What you are asked to do: Of the lines below, copy those that hold the word "icon".

Stored data:
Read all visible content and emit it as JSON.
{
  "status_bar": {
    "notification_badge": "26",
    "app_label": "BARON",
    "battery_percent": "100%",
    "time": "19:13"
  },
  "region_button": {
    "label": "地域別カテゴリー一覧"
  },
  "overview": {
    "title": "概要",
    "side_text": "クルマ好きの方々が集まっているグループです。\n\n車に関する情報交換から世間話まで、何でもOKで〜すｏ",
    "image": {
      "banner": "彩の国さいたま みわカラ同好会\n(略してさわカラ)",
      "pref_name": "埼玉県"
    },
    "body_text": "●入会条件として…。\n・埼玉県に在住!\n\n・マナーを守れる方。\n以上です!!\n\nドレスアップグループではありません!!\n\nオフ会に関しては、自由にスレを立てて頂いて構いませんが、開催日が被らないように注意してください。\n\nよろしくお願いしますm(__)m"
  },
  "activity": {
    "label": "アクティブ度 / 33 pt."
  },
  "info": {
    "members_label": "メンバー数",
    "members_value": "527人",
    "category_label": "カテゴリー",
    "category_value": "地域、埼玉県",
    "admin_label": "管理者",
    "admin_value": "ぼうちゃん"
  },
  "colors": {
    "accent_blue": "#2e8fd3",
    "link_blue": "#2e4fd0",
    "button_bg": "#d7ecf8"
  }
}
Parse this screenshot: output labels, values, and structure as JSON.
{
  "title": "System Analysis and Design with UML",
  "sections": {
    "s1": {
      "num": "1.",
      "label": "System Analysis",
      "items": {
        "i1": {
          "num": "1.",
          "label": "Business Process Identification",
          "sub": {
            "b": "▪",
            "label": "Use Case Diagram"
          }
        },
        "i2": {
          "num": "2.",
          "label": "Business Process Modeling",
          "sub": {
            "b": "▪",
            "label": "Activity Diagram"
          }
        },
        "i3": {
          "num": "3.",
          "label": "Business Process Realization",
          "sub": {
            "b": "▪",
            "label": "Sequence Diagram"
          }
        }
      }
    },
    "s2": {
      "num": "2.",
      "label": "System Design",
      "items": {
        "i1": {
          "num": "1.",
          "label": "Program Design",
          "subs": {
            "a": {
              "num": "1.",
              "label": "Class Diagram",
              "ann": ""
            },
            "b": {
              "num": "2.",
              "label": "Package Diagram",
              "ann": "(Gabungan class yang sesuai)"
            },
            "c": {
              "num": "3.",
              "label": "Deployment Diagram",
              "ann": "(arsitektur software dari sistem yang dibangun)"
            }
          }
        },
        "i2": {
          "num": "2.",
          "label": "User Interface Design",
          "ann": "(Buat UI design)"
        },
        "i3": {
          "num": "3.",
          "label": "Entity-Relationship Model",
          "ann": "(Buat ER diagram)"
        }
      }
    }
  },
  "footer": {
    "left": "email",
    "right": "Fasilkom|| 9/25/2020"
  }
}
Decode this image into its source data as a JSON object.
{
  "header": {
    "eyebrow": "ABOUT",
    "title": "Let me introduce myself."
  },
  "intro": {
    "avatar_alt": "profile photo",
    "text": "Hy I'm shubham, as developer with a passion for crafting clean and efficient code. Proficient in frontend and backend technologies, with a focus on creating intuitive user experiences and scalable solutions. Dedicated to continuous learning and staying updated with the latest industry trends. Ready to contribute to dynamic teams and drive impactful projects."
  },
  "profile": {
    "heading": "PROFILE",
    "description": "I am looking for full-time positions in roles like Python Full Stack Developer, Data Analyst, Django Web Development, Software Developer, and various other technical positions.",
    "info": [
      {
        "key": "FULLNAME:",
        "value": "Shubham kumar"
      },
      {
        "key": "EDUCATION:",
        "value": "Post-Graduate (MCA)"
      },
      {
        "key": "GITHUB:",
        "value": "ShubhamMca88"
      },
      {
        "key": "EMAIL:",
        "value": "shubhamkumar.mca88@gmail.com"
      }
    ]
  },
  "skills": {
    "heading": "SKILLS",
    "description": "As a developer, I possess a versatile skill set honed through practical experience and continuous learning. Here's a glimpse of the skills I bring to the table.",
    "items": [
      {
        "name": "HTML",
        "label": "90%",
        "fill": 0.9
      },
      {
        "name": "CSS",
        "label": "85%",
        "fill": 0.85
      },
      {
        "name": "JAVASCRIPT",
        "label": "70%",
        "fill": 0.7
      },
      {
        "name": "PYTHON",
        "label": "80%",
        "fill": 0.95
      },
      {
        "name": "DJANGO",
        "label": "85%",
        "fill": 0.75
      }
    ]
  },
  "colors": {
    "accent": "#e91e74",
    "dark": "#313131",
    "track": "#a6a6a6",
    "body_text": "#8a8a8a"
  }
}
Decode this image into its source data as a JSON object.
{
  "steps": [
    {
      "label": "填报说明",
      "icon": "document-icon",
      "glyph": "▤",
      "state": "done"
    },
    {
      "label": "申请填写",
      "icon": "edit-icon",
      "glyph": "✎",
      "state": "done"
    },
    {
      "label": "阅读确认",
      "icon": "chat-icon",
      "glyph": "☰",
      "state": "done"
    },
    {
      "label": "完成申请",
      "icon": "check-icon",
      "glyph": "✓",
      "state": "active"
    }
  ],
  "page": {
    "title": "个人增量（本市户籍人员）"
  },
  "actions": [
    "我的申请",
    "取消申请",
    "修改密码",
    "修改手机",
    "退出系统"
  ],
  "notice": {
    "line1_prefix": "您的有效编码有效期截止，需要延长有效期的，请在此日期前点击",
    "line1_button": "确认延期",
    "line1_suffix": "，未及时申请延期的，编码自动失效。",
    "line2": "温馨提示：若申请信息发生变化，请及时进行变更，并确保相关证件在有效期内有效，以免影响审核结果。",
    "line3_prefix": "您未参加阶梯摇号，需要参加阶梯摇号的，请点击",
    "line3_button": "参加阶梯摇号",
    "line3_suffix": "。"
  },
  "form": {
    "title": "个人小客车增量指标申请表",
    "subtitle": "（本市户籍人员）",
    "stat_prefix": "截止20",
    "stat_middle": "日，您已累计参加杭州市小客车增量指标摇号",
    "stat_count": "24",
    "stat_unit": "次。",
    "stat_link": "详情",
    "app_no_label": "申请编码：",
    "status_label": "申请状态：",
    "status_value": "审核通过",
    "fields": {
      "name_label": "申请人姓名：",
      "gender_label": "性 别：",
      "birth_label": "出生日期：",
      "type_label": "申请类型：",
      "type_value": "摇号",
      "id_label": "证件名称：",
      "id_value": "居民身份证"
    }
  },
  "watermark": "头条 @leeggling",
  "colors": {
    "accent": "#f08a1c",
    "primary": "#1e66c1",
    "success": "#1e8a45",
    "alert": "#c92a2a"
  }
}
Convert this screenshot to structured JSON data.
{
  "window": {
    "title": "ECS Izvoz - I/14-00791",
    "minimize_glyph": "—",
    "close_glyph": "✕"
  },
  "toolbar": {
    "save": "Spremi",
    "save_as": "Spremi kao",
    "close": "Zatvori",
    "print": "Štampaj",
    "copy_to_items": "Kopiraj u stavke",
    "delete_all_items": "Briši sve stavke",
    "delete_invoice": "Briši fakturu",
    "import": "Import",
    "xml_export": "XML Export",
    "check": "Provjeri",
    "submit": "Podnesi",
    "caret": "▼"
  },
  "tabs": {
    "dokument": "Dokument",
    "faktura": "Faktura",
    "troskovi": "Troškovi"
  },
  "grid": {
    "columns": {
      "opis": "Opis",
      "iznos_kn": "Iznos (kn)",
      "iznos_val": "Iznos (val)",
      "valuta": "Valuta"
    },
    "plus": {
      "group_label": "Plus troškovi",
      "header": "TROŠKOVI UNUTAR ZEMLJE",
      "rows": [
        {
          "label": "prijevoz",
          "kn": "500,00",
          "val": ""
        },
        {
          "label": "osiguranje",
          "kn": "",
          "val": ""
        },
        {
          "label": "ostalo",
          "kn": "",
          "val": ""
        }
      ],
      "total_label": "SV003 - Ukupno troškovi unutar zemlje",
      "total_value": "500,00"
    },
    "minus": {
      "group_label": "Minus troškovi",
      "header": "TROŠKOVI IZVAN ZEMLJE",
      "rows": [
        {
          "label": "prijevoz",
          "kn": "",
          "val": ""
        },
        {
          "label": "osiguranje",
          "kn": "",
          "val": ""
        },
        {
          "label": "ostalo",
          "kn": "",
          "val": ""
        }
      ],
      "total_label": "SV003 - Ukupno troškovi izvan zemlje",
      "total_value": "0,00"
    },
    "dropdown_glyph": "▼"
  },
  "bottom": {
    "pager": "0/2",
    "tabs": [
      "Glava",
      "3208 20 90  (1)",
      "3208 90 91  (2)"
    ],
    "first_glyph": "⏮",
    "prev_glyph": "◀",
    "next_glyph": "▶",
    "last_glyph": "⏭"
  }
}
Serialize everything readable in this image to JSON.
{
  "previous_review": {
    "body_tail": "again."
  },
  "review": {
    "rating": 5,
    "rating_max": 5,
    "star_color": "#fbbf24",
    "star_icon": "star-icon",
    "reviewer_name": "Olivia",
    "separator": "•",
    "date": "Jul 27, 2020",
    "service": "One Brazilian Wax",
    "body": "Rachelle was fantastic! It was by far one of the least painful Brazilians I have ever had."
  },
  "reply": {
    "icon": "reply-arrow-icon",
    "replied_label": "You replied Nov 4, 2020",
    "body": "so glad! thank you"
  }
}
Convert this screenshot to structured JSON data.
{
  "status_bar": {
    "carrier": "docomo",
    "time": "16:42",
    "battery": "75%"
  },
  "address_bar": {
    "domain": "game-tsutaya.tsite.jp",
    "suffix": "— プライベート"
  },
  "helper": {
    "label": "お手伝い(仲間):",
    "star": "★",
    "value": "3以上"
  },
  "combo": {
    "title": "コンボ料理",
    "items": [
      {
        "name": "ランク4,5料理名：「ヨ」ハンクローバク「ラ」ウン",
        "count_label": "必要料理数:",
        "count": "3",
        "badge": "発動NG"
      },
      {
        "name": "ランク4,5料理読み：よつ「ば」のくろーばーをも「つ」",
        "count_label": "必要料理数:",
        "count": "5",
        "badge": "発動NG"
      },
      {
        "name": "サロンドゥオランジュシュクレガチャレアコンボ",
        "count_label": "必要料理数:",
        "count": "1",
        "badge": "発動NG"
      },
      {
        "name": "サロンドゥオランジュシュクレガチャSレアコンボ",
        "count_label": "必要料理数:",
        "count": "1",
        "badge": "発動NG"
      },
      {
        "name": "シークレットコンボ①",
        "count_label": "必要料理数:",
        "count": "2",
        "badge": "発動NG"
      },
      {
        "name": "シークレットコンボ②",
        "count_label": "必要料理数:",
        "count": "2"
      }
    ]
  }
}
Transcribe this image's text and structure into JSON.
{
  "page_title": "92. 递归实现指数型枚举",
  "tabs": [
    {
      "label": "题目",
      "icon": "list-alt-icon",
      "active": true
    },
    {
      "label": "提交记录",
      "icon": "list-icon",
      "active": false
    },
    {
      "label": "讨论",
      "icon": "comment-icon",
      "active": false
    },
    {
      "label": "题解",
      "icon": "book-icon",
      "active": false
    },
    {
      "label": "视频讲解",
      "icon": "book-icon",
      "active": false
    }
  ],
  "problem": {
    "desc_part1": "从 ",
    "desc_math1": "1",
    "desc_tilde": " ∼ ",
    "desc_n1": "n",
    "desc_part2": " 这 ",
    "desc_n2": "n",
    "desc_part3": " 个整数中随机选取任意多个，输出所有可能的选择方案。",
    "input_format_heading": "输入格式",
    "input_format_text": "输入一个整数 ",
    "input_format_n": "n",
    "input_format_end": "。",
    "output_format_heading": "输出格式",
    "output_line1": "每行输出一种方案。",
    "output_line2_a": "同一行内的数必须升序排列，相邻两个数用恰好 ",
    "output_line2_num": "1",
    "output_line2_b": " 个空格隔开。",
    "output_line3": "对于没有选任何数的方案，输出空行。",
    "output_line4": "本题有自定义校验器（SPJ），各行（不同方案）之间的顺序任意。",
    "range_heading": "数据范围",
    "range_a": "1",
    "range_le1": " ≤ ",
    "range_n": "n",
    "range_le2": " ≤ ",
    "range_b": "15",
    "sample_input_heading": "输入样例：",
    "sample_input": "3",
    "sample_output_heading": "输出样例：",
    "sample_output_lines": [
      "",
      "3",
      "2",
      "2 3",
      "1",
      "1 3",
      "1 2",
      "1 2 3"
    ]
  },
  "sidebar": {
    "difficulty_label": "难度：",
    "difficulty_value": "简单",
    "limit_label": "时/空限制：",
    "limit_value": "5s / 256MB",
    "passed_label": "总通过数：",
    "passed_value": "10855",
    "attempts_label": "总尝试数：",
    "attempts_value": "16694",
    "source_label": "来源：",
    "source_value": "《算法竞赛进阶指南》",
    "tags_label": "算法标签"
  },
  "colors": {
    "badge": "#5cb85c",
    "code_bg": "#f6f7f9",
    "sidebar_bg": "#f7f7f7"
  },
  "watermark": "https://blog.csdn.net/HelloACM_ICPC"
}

Output below:
      "icon": "document-icon",
      "icon": "edit-icon",
      "icon": "chat-icon",
      "icon": "check-icon",
    "star_icon": "star-icon",
    "icon": "reply-arrow-icon",
      "icon": "list-alt-icon",
      "icon": "list-icon",
      "icon": "comment-icon",
      "icon": "book-icon",
      "icon": "book-icon",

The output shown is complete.